| 7:56 pm on Oct 21, 2002 (gmt 0)|
All I can think of is to plug the line out from your tape player into the line in or microphone jack on your sound card, record the tape, and then use your favorite audion editor to break it up into tracks and convert those tracks to mp3. I used to do more or less the same thing to send audio letters and compose homework in audio format when I had my writing hand in a half-cast for tendonitis. It's a bit more work than ripping a CD, but not too hard.
| 8:37 am on Oct 22, 2002 (gmt 0)|
A dumb question :)
Which is my "favorite audio editor"?
Am I supposed to use Windows Sound Recorder?
| 10:35 am on Oct 22, 2002 (gmt 0)|
Anything that can record samples. Then just convert to a mp3.
| 1:15 pm on Oct 22, 2002 (gmt 0)|
I used xwave and snd at various points. I think xwave has the same basic functionality as Windows Sound Recorder.
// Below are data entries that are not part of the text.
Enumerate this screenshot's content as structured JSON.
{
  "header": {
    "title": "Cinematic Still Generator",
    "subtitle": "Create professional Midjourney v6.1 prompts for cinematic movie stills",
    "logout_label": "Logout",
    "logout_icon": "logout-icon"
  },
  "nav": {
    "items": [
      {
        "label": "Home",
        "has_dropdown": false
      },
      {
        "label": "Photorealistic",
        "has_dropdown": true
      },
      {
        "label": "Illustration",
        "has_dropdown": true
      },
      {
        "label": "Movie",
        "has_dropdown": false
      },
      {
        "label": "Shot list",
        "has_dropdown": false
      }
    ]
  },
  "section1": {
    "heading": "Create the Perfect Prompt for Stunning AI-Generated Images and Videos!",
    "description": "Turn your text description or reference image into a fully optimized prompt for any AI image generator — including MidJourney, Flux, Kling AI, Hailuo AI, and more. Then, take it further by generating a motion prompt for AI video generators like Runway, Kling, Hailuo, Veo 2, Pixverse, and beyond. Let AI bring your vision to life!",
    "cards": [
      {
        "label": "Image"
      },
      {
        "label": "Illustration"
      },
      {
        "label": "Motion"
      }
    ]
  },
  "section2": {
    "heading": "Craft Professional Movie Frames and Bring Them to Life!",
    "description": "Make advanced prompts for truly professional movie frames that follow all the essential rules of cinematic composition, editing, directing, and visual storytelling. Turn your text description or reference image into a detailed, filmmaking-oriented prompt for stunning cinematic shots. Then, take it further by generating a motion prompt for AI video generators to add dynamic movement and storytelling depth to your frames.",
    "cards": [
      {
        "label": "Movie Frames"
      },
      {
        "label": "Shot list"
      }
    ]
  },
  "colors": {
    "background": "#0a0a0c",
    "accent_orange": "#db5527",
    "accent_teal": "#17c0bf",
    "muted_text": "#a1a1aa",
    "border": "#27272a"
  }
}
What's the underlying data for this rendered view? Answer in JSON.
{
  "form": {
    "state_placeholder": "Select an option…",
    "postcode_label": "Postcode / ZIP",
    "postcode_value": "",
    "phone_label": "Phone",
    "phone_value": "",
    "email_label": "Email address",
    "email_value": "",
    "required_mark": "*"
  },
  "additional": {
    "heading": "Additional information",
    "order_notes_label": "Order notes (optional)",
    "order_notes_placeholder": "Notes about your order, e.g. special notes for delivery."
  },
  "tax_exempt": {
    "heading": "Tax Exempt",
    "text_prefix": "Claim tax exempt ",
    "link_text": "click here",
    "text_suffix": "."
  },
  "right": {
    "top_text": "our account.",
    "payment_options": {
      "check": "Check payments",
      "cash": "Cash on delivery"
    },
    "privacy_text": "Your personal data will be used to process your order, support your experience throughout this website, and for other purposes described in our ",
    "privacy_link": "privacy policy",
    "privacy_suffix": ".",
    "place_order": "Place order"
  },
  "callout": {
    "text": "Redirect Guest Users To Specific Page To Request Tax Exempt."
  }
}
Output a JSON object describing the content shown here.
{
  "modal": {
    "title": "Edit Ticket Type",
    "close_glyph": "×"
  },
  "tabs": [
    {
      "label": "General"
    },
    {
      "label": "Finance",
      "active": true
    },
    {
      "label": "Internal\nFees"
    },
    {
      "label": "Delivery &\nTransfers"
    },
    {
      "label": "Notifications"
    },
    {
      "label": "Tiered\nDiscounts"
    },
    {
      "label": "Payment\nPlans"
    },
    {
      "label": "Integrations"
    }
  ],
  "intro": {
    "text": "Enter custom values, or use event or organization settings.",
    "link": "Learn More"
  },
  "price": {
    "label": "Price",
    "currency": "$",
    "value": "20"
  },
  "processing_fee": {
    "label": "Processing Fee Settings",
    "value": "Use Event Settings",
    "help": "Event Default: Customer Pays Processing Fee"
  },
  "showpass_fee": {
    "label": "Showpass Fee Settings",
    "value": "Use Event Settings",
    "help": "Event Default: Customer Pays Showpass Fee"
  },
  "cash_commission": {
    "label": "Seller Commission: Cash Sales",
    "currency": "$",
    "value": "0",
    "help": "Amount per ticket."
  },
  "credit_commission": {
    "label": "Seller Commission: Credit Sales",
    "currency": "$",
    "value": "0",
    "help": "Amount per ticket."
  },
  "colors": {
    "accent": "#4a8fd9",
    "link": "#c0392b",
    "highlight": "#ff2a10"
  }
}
It doesn't take much, really, since we're not talking about sophisticated mixing and effects generation.
| 1:54 pm on Oct 22, 2002 (gmt 0)|
I find Goldwave is a pretty good sound file editor - but it is a bit slow when splitting up 45 mins of music into separate tracks.
There is CDWave that makes pretty good guesses as to where the tracks begin and end.
I think these are both shareware
| 2:22 pm on Oct 22, 2002 (gmt 0)|
hitsquad has tons of tools for audio even some specifically
for saving old lps and tapes hth dave